◆ Activity: Of all the lines in the records below, copy only those that contain the string "JSON".

*** Opening Materials provided ***

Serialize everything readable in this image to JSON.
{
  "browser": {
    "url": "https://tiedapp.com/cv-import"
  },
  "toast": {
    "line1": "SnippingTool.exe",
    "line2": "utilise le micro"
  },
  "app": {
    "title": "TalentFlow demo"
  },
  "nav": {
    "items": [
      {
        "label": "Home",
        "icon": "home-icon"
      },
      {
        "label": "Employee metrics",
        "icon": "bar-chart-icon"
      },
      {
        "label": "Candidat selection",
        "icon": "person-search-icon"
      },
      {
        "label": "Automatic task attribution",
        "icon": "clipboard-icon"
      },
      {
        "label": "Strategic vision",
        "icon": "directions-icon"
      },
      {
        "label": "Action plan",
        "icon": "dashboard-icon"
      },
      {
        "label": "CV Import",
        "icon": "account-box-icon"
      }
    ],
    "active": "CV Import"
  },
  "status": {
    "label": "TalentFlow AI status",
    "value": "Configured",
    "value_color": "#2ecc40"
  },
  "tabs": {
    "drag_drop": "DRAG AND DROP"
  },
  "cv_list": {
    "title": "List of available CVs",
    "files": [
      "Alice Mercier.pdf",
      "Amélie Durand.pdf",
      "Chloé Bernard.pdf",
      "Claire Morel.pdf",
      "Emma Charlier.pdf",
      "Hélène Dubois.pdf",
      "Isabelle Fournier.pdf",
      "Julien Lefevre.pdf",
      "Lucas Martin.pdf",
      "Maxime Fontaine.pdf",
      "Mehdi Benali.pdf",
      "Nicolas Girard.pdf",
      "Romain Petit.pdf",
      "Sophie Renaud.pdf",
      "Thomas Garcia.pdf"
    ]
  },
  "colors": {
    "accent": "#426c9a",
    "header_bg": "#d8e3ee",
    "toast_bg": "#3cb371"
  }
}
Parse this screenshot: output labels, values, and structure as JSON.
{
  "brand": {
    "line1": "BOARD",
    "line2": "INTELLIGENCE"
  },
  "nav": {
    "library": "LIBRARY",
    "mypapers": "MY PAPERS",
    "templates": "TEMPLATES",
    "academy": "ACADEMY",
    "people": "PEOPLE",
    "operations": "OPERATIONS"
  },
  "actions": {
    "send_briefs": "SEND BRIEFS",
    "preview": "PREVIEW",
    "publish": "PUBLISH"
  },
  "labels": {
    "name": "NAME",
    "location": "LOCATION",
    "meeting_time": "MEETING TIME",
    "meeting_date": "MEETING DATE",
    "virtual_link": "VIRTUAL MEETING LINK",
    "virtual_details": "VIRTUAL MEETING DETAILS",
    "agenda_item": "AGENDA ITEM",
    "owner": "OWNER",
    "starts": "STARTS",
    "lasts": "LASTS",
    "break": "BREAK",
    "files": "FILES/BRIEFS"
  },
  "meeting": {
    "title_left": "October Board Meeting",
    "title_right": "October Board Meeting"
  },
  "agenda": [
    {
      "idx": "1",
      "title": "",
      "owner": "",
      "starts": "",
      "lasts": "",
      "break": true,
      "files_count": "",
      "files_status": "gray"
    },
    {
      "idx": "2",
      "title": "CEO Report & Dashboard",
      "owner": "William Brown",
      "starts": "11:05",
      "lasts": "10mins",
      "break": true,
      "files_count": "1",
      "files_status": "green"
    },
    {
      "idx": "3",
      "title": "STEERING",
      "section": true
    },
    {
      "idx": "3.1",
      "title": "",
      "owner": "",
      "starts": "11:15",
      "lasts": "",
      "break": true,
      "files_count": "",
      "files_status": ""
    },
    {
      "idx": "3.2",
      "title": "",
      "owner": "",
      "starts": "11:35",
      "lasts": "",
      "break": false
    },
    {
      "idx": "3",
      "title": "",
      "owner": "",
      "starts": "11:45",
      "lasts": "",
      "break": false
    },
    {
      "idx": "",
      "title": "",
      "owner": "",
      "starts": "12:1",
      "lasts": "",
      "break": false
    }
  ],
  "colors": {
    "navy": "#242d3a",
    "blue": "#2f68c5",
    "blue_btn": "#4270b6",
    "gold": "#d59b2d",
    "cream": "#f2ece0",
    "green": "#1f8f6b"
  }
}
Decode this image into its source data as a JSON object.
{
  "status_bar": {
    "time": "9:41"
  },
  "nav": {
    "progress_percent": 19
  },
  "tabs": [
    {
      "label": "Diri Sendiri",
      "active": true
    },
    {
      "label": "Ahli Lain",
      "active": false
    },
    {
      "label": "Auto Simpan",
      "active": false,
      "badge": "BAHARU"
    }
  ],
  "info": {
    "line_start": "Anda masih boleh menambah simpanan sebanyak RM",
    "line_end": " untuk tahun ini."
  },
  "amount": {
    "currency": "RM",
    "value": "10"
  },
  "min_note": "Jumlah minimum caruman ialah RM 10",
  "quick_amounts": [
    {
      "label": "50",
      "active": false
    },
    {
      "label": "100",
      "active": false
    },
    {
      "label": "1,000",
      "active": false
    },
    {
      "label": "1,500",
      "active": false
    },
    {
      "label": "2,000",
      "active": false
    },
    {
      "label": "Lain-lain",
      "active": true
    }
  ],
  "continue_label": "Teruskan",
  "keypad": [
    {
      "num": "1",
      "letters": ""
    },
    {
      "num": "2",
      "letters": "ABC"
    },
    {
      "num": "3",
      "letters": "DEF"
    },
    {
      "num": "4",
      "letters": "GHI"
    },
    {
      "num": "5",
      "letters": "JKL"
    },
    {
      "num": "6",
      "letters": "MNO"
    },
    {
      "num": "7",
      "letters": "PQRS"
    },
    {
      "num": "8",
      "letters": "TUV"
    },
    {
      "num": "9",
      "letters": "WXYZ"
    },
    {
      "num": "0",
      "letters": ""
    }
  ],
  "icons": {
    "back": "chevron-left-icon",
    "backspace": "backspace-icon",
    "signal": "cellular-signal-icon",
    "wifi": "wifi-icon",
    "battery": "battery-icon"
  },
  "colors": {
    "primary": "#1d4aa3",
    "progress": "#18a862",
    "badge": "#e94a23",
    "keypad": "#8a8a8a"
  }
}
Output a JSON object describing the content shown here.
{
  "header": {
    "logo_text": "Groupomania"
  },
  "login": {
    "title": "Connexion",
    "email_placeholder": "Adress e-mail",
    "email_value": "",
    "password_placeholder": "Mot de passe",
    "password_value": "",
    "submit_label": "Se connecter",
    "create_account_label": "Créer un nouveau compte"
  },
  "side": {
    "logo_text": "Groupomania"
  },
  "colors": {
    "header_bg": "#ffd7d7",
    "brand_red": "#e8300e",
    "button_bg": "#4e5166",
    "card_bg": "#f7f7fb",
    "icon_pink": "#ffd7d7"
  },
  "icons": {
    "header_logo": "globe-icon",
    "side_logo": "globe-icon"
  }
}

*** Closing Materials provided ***

◆ Task result:
Serialize everything readable in this image to JSON.
Parse this screenshot: output labels, values, and structure as JSON.
Decode this image into its source data as a JSON object.
Output a JSON object describing the content shown here.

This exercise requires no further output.